Previously at the ICA - Films
31 May 2012
I Am Dora is an artists' publication focusing on how female characters in film affect womens perceptions of themselves. A subjective and personal study, I Am Dora explores how and why women identify with one another and what this means when the identification is with a flawed or misunderstood character.
Chapter 1 launches with LUX’s restored print of Sigmund Freud's Dora: A Case of Mistaken Identity directed by Anthony McCall, Claire Pajaczkowska, Andrew Tyndall, and Jane Weinstock (1979), and Light Reading by Lis Rhodes (1979). The event will include a short introduction and an informal discussion following the films in the ICA bar. The first 50 tickets sold will receive a complimentary copy of the publication.
In their original film notes, the filmmakers stated that they chose Dora as a ‘test’ to encourage a discussion, “Understanding hysteria not only as an illness but as the inevitable predicament of women who speak in a language which has never been ours, a phallocentric language” and “to analyse the language, how it represents Freud’s representation of Dora, the representation of female sexuality in psychoanalytical theory, and representation in films”.

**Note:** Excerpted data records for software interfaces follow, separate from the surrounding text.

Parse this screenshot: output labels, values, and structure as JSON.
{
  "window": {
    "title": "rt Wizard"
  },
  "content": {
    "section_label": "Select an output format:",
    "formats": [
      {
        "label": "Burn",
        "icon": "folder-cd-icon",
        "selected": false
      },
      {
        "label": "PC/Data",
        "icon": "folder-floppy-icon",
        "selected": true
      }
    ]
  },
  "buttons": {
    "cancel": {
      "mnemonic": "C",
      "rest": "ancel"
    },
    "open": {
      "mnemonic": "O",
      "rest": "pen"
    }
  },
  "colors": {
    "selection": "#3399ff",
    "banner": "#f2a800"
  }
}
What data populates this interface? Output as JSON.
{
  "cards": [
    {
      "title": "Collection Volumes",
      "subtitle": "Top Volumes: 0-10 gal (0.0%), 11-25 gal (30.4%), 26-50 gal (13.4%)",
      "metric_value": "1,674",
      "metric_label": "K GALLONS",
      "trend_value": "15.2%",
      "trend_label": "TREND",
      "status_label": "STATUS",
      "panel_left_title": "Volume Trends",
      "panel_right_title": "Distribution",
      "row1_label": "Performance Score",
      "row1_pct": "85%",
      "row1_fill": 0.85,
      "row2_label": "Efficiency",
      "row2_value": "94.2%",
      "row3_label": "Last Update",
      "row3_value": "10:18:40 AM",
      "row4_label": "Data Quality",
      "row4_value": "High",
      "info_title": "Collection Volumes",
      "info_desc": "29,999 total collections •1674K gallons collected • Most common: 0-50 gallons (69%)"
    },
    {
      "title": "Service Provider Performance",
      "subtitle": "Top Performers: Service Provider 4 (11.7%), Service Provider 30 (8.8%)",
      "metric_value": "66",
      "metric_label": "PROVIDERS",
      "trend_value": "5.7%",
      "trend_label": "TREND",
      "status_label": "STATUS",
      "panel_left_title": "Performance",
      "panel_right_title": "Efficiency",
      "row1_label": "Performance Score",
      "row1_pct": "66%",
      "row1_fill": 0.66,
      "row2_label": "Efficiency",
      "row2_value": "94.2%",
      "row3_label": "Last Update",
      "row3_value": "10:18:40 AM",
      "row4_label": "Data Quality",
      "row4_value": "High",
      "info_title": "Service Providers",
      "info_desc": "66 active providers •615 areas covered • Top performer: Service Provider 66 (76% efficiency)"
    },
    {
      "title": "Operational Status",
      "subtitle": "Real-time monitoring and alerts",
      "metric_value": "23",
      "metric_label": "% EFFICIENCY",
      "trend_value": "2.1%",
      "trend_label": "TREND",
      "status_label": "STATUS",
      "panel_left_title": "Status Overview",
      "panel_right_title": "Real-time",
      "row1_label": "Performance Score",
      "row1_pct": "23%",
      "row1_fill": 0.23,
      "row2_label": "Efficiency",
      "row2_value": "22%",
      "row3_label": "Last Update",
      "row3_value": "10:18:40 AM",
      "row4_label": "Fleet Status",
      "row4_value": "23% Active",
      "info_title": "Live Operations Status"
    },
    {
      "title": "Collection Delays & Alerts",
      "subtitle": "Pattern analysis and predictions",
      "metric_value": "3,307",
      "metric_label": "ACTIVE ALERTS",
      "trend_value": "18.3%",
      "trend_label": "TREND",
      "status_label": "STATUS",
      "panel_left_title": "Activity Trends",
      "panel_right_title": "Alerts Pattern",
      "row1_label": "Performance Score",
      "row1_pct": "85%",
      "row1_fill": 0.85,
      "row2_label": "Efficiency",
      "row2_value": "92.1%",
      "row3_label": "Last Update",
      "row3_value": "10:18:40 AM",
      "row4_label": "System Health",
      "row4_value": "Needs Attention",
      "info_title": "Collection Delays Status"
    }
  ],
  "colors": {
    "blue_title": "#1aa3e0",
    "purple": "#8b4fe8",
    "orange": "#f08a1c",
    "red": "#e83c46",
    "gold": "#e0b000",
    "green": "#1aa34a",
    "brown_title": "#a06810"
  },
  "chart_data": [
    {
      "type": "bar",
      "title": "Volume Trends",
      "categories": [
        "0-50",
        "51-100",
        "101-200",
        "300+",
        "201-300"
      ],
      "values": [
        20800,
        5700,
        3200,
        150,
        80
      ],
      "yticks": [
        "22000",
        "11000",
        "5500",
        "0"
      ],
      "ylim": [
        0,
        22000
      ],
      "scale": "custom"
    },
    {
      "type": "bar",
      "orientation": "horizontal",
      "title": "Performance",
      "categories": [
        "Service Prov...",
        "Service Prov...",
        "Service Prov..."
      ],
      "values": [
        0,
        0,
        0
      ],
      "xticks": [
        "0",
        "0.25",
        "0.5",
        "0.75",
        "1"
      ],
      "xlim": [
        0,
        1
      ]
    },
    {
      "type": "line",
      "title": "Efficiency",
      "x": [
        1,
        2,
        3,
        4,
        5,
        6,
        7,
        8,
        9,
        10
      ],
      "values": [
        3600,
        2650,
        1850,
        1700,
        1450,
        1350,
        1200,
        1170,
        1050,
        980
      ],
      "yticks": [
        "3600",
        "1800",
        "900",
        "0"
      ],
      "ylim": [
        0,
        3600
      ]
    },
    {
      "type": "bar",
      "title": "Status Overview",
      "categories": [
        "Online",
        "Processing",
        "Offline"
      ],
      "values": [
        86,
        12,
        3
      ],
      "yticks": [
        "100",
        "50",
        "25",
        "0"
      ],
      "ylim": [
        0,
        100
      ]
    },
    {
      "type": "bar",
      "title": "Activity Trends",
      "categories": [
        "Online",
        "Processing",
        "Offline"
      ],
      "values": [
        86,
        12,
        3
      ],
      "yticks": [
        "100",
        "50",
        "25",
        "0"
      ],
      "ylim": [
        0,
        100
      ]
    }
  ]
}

Interspersing a recreation of Freud’s failed analysis of Dora with clips from television advertising and pornography, as well as exchanges with her mother, the filmmakers explore the status of the female as the objectified site of sexual desire. The resulting film interrogates psychoanalysis, the iconography of the mother and filmmaking itself as complicit in ‘representing’ the female.
Sigmund Freud's Dora: A Case of Mistaken Identity, Dir. Anthony McCall, Claire Pajaczkowska, Andrew Tyndall, and Jane Weinstock, USA, 1979, 40 mins.
Light Reading, Dir. Lis Rhodes, UK, 1979, 20 mins.